### Source data:
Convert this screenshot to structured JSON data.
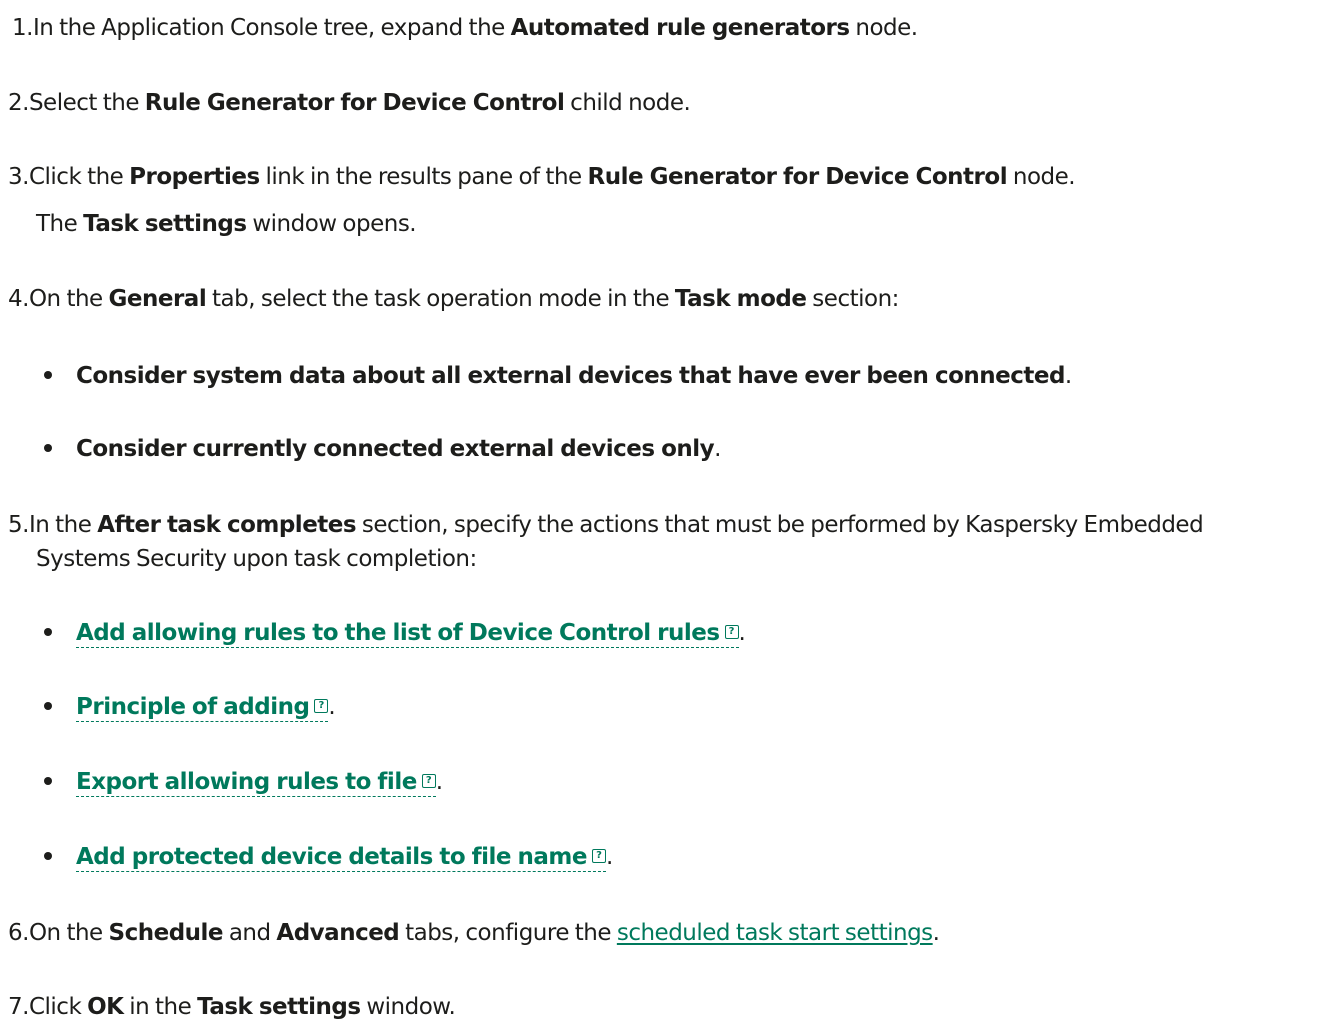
{
  "steps": {
    "s1": {
      "num": "1.",
      "t1": "In the Application Console tree, expand the ",
      "b1": "Automated rule generators",
      "t2": " node."
    },
    "s2": {
      "num": "2.",
      "t1": "Select the ",
      "b1": "Rule Generator for Device Control",
      "t2": " child node."
    },
    "s3": {
      "num": "3.",
      "t1": "Click the ",
      "b1": "Properties",
      "t2": " link in the results pane of the ",
      "b2": "Rule Generator for Device Control",
      "t3": " node."
    },
    "s3note": {
      "t1": "The ",
      "b1": "Task settings",
      "t2": " window opens."
    },
    "s4": {
      "num": "4.",
      "t1": "On the ",
      "b1": "General",
      "t2": " tab, select the task operation mode in the ",
      "b2": "Task mode",
      "t3": " section:"
    },
    "s4bullets": [
      {
        "bold": "Consider system data about all external devices that have ever been connected",
        "tail": "."
      },
      {
        "bold": "Consider currently connected external devices only",
        "tail": "."
      }
    ],
    "s5": {
      "num": "5.",
      "t1": "In the ",
      "b1": "After task completes",
      "t2": " section, specify the actions that must be performed by Kaspersky Embedded",
      "line2": "Systems Security upon task completion:"
    },
    "s5bullets": [
      {
        "link": "Add allowing rules to the list of Device Control rules",
        "tail": "."
      },
      {
        "link": "Principle of adding",
        "tail": "."
      },
      {
        "link": "Export allowing rules to file",
        "tail": "."
      },
      {
        "link": "Add protected device details to file name",
        "tail": "."
      }
    ],
    "s6": {
      "num": "6.",
      "t1": "On the ",
      "b1": "Schedule",
      "t2": " and ",
      "b2": "Advanced",
      "t3": " tabs, configure the ",
      "link": "scheduled task start settings",
      "t4": "."
    },
    "s7": {
      "num": "7.",
      "t1": "Click ",
      "b1": "OK",
      "t2": " in the ",
      "b2": "Task settings",
      "t3": " window."
    }
  },
  "icons": {
    "expand": "help-square-icon",
    "glyph": "?"
  },
  "colors": {
    "text": "#1d1d1b",
    "link": "#00795c"
  }
}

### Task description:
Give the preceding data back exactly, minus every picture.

### Response:
Convert this screenshot to structured JSON data.
{
  "steps": {
    "s1": {
      "num": "1.",
      "t1": "In the Application Console tree, expand the ",
      "b1": "Automated rule generators",
      "t2": " node."
    },
    "s2": {
      "num": "2.",
      "t1": "Select the ",
      "b1": "Rule Generator for Device Control",
      "t2": " child node."
    },
    "s3": {
      "num": "3.",
      "t1": "Click the ",
      "b1": "Properties",
      "t2": " link in the results pane of the ",
      "b2": "Rule Generator for Device Control",
      "t3": " node."
    },
    "s3note": {
      "t1": "The ",
      "b1": "Task settings",
      "t2": " window opens."
    },
    "s4": {
      "num": "4.",
      "t1": "On the ",
      "b1": "General",
      "t2": " tab, select the task operation mode in the ",
      "b2": "Task mode",
      "t3": " section:"
    },
    "s4bullets": [
      {
        "bold": "Consider system data about all external devices that have ever been connected",
        "tail": "."
      },
      {
        "bold": "Consider currently connected external devices only",
        "tail": "."
      }
    ],
    "s5": {
      "num": "5.",
      "t1": "In the ",
      "b1": "After task completes",
      "t2": " section, specify the actions that must be performed by Kaspersky Embedded",
      "line2": "Systems Security upon task completion:"
    },
    "s5bullets": [
      {
        "link": "Add allowing rules to the list of Device Control rules",
        "tail": "."
      },
      {
        "link": "Principle of adding",
        "tail": "."
      },
      {
        "link": "Export allowing rules to file",
        "tail": "."
      },
      {
        "link": "Add protected device details to file name",
        "tail": "."
      }
    ],
    "s6": {
      "num": "6.",
      "t1": "On the ",
      "b1": "Schedule",
      "t2": " and ",
      "b2": "Advanced",
      "t3": " tabs, configure the ",
      "link": "scheduled task start settings",
      "t4": "."
    },
    "s7": {
      "num": "7.",
      "t1": "Click ",
      "b1": "OK",
      "t2": " in the ",
      "b2": "Task settings",
      "t3": " window."
    }
  },
  "icons": {
    "expand": "help-square-icon",
    "glyph": "?"
  },
  "colors": {
    "text": "#1d1d1b",
    "link": "#00795c"
  }
}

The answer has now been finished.